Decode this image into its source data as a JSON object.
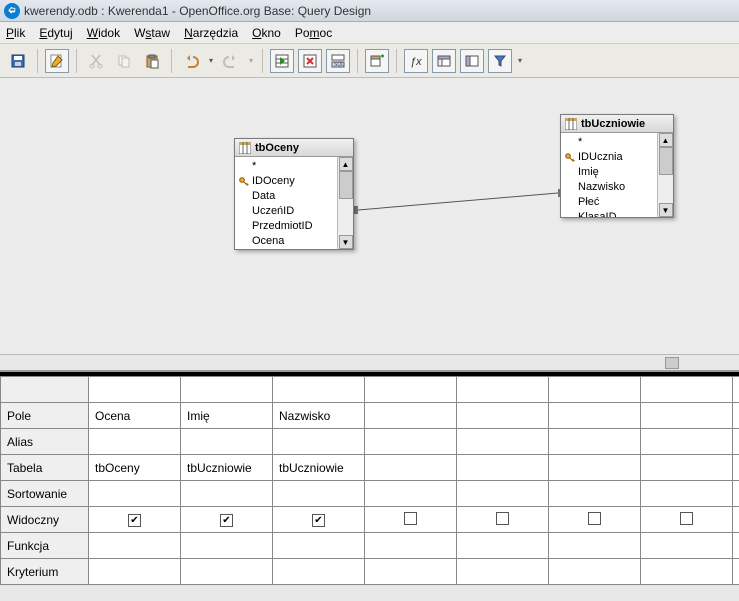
{
  "title": "kwerendy.odb : Kwerenda1 - OpenOffice.org Base: Query Design",
  "menu": {
    "plik": "Plik",
    "edytuj": "Edytuj",
    "widok": "Widok",
    "wstaw": "Wstaw",
    "narzedzia": "Narzędzia",
    "okno": "Okno",
    "pomoc": "Pomoc"
  },
  "tables": {
    "oceny": {
      "title": "tbOceny",
      "fields": [
        "*",
        "IDOceny",
        "Data",
        "UczeńID",
        "PrzedmiotID",
        "Ocena"
      ],
      "key_index": 1
    },
    "uczniowie": {
      "title": "tbUczniowie",
      "fields": [
        "*",
        "IDUcznia",
        "Imię",
        "Nazwisko",
        "Płeć",
        "KlasaID"
      ],
      "key_index": 1
    }
  },
  "grid": {
    "headers": {
      "pole": "Pole",
      "alias": "Alias",
      "tabela": "Tabela",
      "sortowanie": "Sortowanie",
      "widoczny": "Widoczny",
      "funkcja": "Funkcja",
      "kryterium": "Kryterium"
    },
    "columns": [
      {
        "pole": "Ocena",
        "alias": "",
        "tabela": "tbOceny",
        "sort": "",
        "visible": true,
        "funkcja": "",
        "kryterium": ""
      },
      {
        "pole": "Imię",
        "alias": "",
        "tabela": "tbUczniowie",
        "sort": "",
        "visible": true,
        "funkcja": "",
        "kryterium": ""
      },
      {
        "pole": "Nazwisko",
        "alias": "",
        "tabela": "tbUczniowie",
        "sort": "",
        "visible": true,
        "funkcja": "",
        "kryterium": ""
      },
      {
        "pole": "",
        "alias": "",
        "tabela": "",
        "sort": "",
        "visible": false,
        "funkcja": "",
        "kryterium": ""
      },
      {
        "pole": "",
        "alias": "",
        "tabela": "",
        "sort": "",
        "visible": false,
        "funkcja": "",
        "kryterium": ""
      },
      {
        "pole": "",
        "alias": "",
        "tabela": "",
        "sort": "",
        "visible": false,
        "funkcja": "",
        "kryterium": ""
      },
      {
        "pole": "",
        "alias": "",
        "tabela": "",
        "sort": "",
        "visible": false,
        "funkcja": "",
        "kryterium": ""
      },
      {
        "pole": "",
        "alias": "",
        "tabela": "",
        "sort": "",
        "visible": false,
        "funkcja": "",
        "kryterium": ""
      }
    ]
  }
}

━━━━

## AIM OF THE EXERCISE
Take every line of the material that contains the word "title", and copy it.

## RESULT
  "title": "kwerendy.odb : Kwerenda1 - OpenOffice.org Base: Query Design",
      "title": "tbOceny",
      "title": "tbUczniowie",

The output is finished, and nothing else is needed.